THE STORY OF LEVELFIELD




A CLASS WITHOUT BOUNDARIES

‘Open the Big Questions booklet. Turn to the page, Do miracles really happen?’

Rahul raises his hand. He is a new student in our class. His father recently got transferred to the nearby Bakreshwar Thermal Power Township.

‘Sir, which subject is this?’

This question stumps me. The Big Questions booklet contains questions like,

  • Are rich people happier?
  • Will it be good to live forever?
  • Are the great stories like Mahabharata or Illiad true?
  • Why do wars happen?

Now, which subject is this, really? I understand Rahul having a problem with our approach. Till class IV, he studied in an ICSE board school in Kolaghat, another thermal power township. Like all schools, there must have been rigid routines and clear subject boundaries. If we are doing something in school, it must be under one of those subjects, right? How exactly should I make a child understand that in real-life, problems do not come neatly packaged in narrow subject boundaries?

‘Rahul, in this booklet we discuss topics which are not directly under any subject, but still important enough to discuss. Broadly, you can consider this a combination of history, science, philosophy and economics.’

Rahul’s face lights up. Looks like in this school I’m getting to study more subjects than I did in my old school, his expression seems to say.

More subjects are always better - this is a lesson I learnt of late. In the parent-teacher meetings, a standard question is, ‘In this school, kids seem to be studying English most of the times - what about other subjects?’
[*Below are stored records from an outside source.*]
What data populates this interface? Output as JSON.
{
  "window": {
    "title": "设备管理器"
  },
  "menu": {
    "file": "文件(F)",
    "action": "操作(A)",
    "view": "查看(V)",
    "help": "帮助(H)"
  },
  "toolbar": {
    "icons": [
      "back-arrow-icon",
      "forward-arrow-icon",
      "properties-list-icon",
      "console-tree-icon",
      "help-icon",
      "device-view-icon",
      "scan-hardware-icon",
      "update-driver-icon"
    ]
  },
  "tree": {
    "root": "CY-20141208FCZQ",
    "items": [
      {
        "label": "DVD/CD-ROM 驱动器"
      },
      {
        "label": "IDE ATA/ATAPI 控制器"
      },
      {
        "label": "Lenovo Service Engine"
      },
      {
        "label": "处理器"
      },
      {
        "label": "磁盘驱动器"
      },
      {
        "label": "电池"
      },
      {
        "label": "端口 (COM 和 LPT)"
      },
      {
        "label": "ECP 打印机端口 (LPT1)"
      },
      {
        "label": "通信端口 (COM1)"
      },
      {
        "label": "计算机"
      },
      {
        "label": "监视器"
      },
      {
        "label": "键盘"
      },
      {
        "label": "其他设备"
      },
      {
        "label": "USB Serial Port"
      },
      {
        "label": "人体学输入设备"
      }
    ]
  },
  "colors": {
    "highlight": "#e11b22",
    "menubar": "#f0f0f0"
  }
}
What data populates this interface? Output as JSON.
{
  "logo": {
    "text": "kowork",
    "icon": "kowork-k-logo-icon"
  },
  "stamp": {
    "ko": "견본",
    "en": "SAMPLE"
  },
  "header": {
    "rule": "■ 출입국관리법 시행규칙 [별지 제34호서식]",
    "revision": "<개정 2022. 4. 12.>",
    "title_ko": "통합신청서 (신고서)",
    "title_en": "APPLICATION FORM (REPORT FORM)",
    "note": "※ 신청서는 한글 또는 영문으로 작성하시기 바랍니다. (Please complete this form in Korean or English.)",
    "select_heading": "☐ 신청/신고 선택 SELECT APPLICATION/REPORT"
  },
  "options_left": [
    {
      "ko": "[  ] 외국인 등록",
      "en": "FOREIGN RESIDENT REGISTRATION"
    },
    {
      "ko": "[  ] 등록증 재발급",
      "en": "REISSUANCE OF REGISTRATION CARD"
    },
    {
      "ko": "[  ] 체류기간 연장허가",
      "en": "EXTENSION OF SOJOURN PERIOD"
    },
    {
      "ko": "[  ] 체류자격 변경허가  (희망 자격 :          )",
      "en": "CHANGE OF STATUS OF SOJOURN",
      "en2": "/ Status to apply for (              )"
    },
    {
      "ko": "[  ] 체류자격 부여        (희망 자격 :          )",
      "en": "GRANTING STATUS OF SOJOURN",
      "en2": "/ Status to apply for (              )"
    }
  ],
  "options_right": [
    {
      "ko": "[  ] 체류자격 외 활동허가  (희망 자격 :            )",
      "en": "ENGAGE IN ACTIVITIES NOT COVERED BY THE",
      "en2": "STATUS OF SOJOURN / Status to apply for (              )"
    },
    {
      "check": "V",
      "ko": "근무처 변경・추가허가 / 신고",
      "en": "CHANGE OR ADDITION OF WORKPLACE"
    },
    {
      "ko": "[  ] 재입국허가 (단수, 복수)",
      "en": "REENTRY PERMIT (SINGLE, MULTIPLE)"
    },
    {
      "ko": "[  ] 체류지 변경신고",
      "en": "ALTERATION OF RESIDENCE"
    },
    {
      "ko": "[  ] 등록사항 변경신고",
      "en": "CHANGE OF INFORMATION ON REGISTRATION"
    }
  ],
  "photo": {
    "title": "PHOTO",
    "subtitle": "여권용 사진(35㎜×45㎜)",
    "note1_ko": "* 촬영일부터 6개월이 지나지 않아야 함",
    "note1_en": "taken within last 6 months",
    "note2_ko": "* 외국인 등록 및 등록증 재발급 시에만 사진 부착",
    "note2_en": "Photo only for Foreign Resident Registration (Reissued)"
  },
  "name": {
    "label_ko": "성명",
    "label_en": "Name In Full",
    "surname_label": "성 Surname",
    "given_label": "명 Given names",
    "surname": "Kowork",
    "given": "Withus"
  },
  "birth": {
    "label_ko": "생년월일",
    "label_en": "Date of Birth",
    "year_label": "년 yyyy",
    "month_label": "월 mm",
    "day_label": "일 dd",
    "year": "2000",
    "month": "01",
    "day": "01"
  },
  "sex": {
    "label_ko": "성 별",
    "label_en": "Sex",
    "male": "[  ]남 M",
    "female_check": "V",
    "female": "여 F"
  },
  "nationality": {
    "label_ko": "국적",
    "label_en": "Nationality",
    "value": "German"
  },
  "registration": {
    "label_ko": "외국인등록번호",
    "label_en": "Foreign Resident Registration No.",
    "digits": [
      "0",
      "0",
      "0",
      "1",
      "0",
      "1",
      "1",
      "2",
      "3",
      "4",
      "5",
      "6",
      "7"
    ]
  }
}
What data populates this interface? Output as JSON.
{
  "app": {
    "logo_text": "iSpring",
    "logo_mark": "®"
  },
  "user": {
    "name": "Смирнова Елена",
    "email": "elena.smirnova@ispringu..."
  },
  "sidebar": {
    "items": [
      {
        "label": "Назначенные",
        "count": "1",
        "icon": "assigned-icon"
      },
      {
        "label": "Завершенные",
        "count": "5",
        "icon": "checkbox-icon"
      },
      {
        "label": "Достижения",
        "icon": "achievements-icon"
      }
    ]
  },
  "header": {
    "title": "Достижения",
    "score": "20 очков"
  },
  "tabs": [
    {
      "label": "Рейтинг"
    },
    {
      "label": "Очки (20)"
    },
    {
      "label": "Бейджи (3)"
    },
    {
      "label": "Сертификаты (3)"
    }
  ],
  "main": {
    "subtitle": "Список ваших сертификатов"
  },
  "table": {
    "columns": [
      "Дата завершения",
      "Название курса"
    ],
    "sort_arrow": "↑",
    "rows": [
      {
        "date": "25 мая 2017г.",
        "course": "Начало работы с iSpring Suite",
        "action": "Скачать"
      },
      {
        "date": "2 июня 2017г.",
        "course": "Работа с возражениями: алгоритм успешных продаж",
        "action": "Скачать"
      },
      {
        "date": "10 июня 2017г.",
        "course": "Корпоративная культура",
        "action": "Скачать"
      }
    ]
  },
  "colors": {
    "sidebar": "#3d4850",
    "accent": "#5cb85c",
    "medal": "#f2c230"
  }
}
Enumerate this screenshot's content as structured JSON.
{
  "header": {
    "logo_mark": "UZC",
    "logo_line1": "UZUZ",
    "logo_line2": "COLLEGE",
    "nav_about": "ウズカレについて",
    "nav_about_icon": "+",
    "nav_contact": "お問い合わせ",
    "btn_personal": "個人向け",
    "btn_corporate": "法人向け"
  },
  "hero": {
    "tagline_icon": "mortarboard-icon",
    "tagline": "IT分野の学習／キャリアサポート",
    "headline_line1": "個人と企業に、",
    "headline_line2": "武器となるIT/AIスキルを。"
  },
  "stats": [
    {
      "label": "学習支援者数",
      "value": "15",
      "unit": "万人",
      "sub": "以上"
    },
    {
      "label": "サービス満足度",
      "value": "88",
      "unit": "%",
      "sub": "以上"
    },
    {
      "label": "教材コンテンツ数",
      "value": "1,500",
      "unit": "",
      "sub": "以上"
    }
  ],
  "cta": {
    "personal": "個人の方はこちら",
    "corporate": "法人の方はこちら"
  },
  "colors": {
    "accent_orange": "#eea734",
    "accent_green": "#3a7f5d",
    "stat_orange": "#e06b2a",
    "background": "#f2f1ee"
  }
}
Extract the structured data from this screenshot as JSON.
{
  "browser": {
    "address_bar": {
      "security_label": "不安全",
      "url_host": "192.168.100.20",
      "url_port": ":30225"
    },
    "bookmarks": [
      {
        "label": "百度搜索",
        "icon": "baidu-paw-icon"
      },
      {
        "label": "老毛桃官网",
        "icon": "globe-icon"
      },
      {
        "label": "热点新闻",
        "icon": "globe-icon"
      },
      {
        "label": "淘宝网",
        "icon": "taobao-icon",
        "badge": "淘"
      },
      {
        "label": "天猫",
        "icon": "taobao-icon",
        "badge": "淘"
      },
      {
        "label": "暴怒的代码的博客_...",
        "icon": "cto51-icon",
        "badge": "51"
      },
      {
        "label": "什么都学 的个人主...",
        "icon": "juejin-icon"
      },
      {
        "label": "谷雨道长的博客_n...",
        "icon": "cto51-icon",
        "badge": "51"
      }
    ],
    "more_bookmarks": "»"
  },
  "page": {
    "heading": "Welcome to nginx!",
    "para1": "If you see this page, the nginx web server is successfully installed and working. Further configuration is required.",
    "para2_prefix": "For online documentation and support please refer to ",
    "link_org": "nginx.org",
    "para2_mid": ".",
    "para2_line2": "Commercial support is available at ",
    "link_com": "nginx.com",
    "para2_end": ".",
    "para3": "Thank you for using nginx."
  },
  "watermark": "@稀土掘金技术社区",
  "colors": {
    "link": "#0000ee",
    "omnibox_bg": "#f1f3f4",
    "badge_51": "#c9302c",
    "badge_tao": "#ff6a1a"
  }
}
‘Yes, when will history and geography be introduced?’ an eager mother of an LKG child speaks up.

Suddenly, there is a clamour for history, geography, science, computers - as early as possible.

‘In the XYZ public school, they teach computers right from class I,’ somebody says.

‘And ABC International school has eleven subjects, including moral science,’ another person says.

I let them speak for some time. Finally, they look up at me expectantly, waiting for an answer.

‘How do you expect them to study any subjects at all, if they do not first learn the language well? Right after you were born, did you study geography? Or you just learnt to understand and speak Bangla? For them, English has to be like their mother tongue. If they cannot read English fluently, how will they read history? In which language?

‘And what is the hurry? The board prescribes that social science and science are introduced only from class VI. Primary level, till class V, is a time to prepare the child. They should learn to speak, read, write. They should develop a logical and analytical mind. That’s all the goal we should have till class V. Other subjects must come after that.’

‘But at least computers can be taught earlier, no?’ a father of a class I student asks, hopeful that at least one more subject will be added to the measly list of English, Math and Environment Science. Only three subjects? How awful is that? My neighbour’s kid is learning double of that.

Double, yes. Learning? No.

‘Yes, you can teach painting in computer, or playing games. But if you have to teach something real, like using internet, or using MS Office - then we must wait till their language skills are better and they are more mature.’ I answer.

‘Yes, in the other school they only teach them to paint during the computer class,’ he sheepishly admits.